Abstract

This invention relates to a computer-implemented method for allocating heap and stack portions of memory during runtime execution of compiled code. The method steps comprise: (a) synchronizing allocation of storage under the stack manager; and (b) releasing the allocation (re FREEMAIN) only after the call return of an executable compiled sequence.

This text was extracted from an ASCII text file.
This is the abbreviated version, containing approximately 52% of the total text.

Allocating Heap and Stack Memory

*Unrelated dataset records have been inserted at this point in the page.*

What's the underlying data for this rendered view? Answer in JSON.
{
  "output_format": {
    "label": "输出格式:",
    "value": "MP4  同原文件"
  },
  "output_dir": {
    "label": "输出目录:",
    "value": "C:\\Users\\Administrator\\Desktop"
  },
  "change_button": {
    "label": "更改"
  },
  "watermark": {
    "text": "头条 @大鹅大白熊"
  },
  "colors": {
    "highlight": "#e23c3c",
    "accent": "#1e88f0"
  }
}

      This invention relates to a computer-implemented method
for allocating heap and stack portions of memory during runtime
execution of compiled code.  The method steps comprise: (a)
synchronizing allocation of storage under the stack manager; and (b)
releasing the allocation (re FREEMAIN) only after the call return of
an executable compiled sequence.

      In theory, user data areas are established without regard to
the pattern of code invocation and use.  In practice, those data
areas are more closely related.  This implies that the user data
areas and the linkage stack, which is used to control program
invocation and use, can be more closely related.

      This invention suggests that each linkage stack frame include
the information used to control user data areas. The stack manager
then uses this information to assist in allocating and deallocating
the user data areas in a user data stack.  This is in contrast to the
current methodologies used by PL/I, C, and APL, for example.  These
languages manage the user data areas independently of the stack
manager, and each language has developed its own approach for
management of this storage.

      Use of this invention would allow such languages to take
advantage of a consistent approach to user area management.  One
consistent approach allows the use of additional resources for
improvements, such as code optimization, because the cost is then
shared through use in multiple products.  Use of this invention would
also allow the programmer to use the regular stack manager for
control and management of the user data areas.  This would free the
programmer from managing the user data areas as a separate task
needing attention.  It would also replace 2 space managers (linkage
stack and user data) with just one, the linkage stack manager.

      The invention would not b...